The Lebanese, already buoyed by their electoral victory over Hezbollah, will finally see the light at the end of the tunnel. Iraq will increasingly stabilize without Iranian interference, allowing for a safe withdrawal of U.S. forces. The political and ideological contest between the more secular and more Sharia-inclined Shiites will move decisively in the favor of the former, and that will ease the fears of the Sunnis, who understandably fear persecution by Shiite political forces they equate with the Iranian regime.
The new democratic Iran will have to work hard to resuscitate the collapsed economy. The first step they will take will be to sell oil, and lots of it, bringing down its price and reducing U.S. dependency upon the Gulf countries for energy. The Saudis and the other countries on the Arabian Peninsula can finally be held accountable.

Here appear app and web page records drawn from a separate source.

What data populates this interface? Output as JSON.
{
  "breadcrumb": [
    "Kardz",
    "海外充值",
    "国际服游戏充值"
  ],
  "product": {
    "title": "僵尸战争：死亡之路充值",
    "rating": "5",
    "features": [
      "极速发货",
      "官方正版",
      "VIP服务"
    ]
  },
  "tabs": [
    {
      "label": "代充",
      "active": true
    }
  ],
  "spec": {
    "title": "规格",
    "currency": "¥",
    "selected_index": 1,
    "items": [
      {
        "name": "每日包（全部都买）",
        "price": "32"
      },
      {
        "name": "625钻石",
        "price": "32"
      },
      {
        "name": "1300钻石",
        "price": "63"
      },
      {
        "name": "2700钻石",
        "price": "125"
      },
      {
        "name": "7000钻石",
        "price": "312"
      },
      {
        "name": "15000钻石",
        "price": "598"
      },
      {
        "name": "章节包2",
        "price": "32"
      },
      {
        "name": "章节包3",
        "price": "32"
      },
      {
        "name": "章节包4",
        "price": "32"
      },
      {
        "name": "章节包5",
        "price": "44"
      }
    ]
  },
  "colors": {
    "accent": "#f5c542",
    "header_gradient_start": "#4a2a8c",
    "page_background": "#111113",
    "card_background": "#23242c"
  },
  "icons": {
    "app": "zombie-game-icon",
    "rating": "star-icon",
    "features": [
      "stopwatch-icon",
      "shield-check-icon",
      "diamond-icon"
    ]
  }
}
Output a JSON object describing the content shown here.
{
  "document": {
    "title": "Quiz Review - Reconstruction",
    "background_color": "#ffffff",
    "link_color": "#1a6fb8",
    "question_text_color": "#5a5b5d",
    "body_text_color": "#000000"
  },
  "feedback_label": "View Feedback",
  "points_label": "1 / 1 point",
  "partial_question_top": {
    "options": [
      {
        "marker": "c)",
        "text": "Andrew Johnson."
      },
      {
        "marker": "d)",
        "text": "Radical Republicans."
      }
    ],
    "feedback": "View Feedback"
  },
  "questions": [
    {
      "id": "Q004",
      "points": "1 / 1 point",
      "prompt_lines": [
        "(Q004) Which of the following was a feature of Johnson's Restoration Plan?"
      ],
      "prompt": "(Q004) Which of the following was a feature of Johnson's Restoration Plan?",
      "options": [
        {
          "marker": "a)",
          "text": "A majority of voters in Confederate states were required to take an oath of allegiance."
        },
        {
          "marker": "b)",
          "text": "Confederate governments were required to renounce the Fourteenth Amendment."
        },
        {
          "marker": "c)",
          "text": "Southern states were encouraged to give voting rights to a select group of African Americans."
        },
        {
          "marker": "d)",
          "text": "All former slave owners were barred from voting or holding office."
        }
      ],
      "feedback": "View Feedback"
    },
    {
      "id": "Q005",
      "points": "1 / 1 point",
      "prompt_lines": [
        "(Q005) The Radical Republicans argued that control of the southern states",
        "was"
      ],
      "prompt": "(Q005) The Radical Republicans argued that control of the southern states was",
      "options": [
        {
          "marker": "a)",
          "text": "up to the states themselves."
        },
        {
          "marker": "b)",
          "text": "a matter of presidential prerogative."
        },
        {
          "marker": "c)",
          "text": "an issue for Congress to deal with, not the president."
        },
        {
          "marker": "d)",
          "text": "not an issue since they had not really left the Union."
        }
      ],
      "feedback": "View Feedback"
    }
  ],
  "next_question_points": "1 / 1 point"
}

In Latin America, Chavez' potential nuclear partner-in-crime will no longer be around. Any covert activity by the Iranians to help Chavez shore up his security against similar unrest will end. He may not fall, but he'll surely have reason to be worried. North Korea will immediately lose its most important customer, potentially along with Syria and other Iranian allies who decide to change course. Finally, North Korea will be feeling the economic pressure we've long sought.